## YOUR INSTRUCTIONS:
Only the lines containing "ЕдиницаИзмерения" should appear in the answer, copied from the listing below.

## EXERCISE DATA:

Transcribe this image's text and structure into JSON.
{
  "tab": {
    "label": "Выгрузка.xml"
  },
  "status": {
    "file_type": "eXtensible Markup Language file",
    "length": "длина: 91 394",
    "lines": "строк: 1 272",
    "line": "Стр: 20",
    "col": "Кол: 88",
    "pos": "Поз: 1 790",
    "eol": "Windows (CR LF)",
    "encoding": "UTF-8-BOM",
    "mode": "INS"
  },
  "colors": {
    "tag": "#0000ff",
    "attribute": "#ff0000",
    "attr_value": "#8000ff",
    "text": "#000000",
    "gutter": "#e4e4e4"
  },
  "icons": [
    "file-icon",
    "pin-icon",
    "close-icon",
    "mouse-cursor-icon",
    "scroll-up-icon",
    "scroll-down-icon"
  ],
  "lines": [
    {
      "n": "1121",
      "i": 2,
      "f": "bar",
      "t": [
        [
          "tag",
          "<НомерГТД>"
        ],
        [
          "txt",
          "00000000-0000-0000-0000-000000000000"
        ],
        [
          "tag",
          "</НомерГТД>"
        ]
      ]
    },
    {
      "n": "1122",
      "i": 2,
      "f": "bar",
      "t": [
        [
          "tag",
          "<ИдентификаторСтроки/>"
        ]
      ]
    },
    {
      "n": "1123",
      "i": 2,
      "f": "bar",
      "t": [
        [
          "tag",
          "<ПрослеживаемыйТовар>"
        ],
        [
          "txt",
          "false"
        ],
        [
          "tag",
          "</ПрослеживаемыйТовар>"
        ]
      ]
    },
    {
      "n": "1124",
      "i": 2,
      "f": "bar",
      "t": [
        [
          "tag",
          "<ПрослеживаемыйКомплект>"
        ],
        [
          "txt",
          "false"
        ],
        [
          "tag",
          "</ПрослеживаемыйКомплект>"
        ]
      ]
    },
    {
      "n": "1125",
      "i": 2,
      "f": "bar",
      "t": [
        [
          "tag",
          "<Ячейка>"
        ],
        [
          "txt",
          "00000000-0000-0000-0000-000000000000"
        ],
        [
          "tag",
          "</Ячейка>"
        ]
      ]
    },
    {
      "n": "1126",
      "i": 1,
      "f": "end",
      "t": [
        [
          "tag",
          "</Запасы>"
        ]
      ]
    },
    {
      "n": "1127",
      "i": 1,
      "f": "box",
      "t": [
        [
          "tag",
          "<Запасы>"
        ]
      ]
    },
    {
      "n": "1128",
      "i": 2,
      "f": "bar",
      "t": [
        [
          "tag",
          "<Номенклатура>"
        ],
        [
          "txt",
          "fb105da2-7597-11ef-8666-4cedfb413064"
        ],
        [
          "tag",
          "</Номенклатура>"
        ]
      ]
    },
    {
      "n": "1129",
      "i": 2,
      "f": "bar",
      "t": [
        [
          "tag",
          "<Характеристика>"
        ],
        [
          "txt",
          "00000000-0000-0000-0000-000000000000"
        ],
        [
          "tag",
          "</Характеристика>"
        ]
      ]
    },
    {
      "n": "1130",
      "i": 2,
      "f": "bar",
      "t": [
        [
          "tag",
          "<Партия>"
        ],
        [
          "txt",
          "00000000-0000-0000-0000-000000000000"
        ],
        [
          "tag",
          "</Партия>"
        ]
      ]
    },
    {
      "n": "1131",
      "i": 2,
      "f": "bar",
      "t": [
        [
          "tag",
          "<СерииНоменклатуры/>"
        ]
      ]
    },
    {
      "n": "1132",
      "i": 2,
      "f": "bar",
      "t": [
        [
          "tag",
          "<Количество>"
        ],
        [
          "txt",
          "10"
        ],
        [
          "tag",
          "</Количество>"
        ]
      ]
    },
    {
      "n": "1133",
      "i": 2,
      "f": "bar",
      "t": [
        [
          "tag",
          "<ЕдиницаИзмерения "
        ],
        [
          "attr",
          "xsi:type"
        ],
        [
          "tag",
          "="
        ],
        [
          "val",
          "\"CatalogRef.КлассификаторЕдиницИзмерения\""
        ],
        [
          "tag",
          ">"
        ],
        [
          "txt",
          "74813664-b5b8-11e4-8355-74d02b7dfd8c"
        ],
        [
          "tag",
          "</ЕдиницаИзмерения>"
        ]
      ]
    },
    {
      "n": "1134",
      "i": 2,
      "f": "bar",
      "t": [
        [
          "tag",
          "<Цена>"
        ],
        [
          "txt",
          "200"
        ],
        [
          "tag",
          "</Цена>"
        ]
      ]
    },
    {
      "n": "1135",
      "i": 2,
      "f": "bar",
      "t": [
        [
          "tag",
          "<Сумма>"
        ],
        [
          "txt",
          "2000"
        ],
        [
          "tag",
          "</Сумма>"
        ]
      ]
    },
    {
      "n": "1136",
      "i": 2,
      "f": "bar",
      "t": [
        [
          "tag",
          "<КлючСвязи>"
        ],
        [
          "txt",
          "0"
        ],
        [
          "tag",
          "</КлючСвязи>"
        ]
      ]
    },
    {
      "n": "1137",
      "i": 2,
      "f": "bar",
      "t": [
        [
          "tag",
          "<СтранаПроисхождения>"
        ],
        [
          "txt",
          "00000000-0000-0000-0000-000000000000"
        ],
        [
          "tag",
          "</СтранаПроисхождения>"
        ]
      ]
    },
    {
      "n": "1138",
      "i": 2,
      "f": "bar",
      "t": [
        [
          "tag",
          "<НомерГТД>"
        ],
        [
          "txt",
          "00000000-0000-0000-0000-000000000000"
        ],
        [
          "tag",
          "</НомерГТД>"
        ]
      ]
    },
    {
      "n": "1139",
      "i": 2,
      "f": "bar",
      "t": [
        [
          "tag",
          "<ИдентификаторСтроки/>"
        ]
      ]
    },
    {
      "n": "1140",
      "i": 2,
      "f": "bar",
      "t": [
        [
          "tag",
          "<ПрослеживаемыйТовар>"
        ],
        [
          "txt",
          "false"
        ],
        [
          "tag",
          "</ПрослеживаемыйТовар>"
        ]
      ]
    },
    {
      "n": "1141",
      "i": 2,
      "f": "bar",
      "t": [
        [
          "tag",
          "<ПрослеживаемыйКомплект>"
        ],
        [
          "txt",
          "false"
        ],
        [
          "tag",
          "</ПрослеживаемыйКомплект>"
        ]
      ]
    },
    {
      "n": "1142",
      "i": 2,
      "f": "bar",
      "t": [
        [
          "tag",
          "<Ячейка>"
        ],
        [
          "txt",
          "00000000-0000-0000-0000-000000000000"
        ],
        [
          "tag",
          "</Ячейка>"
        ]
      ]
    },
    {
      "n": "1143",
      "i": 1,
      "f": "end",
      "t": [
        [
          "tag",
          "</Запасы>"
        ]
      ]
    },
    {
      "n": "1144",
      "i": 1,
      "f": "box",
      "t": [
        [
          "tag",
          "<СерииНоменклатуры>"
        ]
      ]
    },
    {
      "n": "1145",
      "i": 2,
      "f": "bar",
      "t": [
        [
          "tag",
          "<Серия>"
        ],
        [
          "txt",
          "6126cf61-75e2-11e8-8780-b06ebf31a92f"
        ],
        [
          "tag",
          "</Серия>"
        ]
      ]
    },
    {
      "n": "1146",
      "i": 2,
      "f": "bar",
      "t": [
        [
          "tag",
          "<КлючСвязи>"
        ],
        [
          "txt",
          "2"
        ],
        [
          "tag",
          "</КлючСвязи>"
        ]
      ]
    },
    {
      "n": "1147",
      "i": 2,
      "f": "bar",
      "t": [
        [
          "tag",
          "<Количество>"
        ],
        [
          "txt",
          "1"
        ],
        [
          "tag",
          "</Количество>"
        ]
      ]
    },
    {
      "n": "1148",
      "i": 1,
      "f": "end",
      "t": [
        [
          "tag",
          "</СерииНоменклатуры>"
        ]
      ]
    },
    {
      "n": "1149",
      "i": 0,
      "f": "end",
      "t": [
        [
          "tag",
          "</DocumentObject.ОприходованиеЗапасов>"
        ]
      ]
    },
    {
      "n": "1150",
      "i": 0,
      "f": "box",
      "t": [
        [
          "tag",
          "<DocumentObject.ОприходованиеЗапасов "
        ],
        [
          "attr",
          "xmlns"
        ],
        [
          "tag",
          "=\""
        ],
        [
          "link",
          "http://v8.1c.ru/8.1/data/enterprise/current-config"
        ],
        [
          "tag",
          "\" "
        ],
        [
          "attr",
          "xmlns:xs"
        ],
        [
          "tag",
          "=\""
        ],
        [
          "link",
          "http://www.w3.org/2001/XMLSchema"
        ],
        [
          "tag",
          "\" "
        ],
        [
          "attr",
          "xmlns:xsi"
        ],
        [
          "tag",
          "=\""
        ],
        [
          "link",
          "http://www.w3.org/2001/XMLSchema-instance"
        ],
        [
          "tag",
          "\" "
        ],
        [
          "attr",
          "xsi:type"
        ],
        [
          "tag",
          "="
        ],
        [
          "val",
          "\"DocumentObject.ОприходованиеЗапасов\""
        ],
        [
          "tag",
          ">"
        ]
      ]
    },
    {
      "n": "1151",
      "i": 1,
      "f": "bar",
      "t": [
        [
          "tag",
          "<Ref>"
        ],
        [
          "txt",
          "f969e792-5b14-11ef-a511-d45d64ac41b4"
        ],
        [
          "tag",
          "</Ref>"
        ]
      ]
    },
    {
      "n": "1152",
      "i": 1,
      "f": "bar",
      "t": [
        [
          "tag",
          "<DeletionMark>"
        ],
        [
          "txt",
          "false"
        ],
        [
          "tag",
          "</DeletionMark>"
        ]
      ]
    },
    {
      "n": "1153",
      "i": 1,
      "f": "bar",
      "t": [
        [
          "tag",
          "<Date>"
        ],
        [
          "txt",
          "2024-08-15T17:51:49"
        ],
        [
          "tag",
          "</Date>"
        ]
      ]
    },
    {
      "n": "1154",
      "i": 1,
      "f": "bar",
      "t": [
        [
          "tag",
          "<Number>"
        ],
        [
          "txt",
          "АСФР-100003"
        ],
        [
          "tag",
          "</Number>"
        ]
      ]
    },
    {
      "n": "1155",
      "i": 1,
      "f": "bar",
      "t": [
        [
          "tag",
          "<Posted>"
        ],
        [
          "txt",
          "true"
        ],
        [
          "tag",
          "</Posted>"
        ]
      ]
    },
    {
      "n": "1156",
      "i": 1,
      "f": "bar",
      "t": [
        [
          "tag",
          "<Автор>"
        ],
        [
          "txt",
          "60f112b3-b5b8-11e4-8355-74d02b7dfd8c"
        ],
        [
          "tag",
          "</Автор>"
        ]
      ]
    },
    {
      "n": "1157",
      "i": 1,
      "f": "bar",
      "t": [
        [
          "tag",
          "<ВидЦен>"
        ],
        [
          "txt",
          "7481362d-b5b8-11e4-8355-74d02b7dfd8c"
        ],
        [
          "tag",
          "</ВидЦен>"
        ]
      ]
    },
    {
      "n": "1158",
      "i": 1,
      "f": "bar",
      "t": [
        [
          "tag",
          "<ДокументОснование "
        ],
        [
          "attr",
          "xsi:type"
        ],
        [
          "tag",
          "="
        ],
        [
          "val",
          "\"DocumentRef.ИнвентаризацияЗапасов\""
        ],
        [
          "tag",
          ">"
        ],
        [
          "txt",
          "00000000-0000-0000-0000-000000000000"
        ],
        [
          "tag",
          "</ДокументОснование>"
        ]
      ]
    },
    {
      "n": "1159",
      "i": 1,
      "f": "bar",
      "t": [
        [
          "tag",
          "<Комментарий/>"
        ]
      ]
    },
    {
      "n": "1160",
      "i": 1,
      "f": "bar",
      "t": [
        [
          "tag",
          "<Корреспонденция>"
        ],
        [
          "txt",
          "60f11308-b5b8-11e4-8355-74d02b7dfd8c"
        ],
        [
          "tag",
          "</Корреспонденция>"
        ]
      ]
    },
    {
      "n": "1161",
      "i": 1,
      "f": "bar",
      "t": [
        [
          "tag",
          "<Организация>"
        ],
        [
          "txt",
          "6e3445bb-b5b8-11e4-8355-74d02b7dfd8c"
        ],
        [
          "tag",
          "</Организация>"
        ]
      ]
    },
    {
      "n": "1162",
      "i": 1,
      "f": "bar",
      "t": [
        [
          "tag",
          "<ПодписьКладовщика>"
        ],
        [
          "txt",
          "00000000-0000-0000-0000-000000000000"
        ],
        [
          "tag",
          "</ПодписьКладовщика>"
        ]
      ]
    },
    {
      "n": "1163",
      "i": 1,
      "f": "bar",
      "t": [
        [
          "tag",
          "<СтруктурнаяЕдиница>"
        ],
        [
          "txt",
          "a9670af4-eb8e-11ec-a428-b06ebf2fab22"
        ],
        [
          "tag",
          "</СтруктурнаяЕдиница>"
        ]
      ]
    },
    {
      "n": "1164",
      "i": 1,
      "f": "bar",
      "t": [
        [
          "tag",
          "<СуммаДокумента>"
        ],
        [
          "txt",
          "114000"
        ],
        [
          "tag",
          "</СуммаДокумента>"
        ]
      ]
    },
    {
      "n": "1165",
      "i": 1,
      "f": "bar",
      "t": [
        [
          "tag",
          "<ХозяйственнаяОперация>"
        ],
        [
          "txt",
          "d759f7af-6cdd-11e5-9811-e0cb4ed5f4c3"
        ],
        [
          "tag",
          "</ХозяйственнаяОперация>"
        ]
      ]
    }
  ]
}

## REPLY:
          "<ЕдиницаИзмерения "
          "</ЕдиницаИзмерения>"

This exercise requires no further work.